No Longer an Abstract Concept

Professional military planners have long focused on supply and logistics as keys to their success in battle. However, most business people in small to mid-sized businesses in the U.S. have enjoyed the luxury of only thinking of their immediate vendors and inventory levels. That, of course, is no longer the reality we all face.

From empty shelves to delayed shipments to halting production lines for the want of certain components, businesses today are dealing with the ripples – in some cases tsunamis – caused by the breakdown in global supply chains. According to the U.S. Chamber of Commerce, more than 61 percent of all small businesses are grappling with business issues directly related to supply chain disruptions. It is worse for many larger businesses.

According to FTR, a leading commercial truck firm, the U.S. is facing the “worst supply chain/shortage environment since World War II.” They also warn that it will take more than a year to resolve this imbalance, and that is assuming no further interruptions, such as a spreading of the Ukraine tragedy or other major shipping accidents.

Thus, instead of getting a customer order and simply turning to suppliers for materials to fill the order, workers at businesses must now determine when and if, and at what cost, raw materials and components may be available before even accepting many orders.

Understanding the Basic Elements

While almost everyone knows the pandemic shut down factories and stopped shipments of many items, there is a lack of understanding over why things can’t return to normal “overnight.” Additionally, owners and managers must now have a better understanding of their own supply chains, how to plan, and how to proactively solve some of their supply issues.

While the global supply chain infrastructure has grown in complexity over the past few decades, the components are fairly straightforward.
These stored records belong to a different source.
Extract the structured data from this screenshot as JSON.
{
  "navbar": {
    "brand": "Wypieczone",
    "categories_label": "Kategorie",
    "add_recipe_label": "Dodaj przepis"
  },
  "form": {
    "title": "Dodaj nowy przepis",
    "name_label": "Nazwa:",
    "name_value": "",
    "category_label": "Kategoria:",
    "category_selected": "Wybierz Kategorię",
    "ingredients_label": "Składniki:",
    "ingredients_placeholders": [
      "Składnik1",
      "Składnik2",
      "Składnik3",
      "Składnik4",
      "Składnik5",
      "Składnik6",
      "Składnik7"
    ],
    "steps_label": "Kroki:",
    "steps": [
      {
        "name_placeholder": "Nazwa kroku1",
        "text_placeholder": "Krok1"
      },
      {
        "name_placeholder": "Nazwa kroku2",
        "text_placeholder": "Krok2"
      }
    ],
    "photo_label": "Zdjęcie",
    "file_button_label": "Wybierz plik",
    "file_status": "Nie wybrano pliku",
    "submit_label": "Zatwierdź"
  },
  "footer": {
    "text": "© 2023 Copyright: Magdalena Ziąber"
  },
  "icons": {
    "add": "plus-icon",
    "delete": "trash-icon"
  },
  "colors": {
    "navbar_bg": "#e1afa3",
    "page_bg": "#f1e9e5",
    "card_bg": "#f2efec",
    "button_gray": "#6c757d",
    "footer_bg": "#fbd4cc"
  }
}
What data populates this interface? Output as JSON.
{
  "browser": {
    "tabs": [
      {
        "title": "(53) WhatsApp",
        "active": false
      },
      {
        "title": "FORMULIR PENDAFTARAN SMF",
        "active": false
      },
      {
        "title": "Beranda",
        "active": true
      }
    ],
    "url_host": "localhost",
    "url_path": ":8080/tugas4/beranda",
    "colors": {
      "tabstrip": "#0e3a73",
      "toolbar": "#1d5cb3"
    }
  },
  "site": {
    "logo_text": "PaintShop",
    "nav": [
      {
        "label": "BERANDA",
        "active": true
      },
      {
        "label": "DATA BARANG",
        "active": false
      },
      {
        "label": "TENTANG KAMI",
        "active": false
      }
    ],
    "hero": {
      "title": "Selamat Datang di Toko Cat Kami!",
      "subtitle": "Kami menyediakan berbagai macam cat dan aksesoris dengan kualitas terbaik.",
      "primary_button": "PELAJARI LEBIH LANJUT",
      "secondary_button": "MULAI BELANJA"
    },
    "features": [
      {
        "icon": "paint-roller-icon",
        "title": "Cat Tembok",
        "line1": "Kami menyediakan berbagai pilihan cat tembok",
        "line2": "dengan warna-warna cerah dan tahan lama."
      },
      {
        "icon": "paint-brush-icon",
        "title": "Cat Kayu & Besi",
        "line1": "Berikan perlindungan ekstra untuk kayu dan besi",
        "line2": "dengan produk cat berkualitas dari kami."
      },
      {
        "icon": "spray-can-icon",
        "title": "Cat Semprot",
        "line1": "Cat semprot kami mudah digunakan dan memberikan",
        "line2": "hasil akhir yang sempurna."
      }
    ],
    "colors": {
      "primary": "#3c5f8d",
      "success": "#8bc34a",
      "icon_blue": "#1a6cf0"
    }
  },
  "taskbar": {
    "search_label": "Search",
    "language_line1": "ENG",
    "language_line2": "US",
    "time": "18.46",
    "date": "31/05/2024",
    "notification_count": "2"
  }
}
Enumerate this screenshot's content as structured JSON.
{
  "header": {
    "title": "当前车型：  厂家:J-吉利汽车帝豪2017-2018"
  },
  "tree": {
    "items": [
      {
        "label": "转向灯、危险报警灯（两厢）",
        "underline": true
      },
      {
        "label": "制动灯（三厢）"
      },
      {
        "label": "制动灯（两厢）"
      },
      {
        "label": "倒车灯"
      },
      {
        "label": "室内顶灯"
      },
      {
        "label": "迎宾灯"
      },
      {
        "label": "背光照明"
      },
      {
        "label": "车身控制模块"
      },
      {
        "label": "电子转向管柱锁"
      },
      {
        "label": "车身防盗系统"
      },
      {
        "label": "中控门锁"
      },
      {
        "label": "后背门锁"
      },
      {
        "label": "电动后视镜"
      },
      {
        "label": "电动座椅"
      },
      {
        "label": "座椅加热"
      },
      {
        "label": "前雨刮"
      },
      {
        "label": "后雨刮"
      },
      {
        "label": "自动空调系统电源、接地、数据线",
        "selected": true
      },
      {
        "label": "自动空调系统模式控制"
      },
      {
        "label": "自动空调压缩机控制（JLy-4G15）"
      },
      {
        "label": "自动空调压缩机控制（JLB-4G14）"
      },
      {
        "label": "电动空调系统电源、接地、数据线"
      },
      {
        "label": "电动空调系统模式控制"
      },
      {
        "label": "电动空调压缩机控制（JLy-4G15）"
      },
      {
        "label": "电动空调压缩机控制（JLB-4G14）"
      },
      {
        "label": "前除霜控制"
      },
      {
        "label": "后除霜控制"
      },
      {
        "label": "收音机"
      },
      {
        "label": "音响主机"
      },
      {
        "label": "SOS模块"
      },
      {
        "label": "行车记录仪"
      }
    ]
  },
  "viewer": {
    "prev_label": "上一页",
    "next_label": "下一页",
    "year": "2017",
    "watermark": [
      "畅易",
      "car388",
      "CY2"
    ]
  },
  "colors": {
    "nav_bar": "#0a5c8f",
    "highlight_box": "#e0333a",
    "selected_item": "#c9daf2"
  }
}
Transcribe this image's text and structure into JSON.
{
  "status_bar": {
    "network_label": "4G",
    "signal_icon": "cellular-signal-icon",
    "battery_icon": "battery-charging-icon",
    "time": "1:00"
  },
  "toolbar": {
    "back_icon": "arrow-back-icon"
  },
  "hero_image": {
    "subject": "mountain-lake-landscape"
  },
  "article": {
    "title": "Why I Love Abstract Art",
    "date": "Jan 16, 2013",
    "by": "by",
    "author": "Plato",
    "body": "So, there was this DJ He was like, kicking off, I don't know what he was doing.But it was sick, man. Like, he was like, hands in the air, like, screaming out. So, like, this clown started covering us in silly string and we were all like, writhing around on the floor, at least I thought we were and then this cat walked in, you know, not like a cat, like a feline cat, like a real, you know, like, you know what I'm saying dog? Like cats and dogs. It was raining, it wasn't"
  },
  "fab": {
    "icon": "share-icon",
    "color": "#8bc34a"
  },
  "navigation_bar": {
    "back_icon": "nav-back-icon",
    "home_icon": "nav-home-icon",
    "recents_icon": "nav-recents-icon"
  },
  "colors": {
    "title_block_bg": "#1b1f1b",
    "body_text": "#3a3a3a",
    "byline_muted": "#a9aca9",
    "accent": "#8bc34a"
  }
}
Just a few basics include:

  • Foreign factories. While China is the elephant in the room, it is only part of the massive build-up in sourcing from countries around the world. Many of these factories depend themselves on components and materials from other sources.
  • The container shipping model. Few people realize it was the development of the container shipping concept in the mid-1950s that made globalization work. There are now 20 million containers that move more than half of the world’s goods. Unfortunately, many of those containers are sitting empty at the wrong ports or unloaded on ships or at ports. A lack of workers has compounded this issue and has caused the cost of shipping one container to jump as much as 1000 percent.
  • Warehouses, distribution centers, ports, railroads. Partly due to the generous unemployment benefits of the covid period, there are hundreds of thousands of jobs open at most of the key nodes involved in moving goods from the factory to the retail shelf. It is estimated some goods must move through as many as a dozen of these nodes once they leave the manufacturer and journey to the final consumer.
  • Commercial Trucking. More than 80 percent of all shipments by weight are moved within the U.S. by commercial trucks. There is a shortage of nearly 100,000 licensed commercial drivers today and the costs hitting the industry are crippling. Diesel fuel is up more than 125 percent, the cost of a used truck has more than doubled since 2020, and there is a backlog of more than 100,000 new 18-wheelers.

It’s important to take the time to understand this situation is not going to change overnight. The news, however, is not all bad. Proactive businesses can take advantage of this challenge to create competitive advantages and rethink some business assumptions.

It is essential to react to the current supply chain crisis, and we address a few of the more creative ways to do so in our next blog post.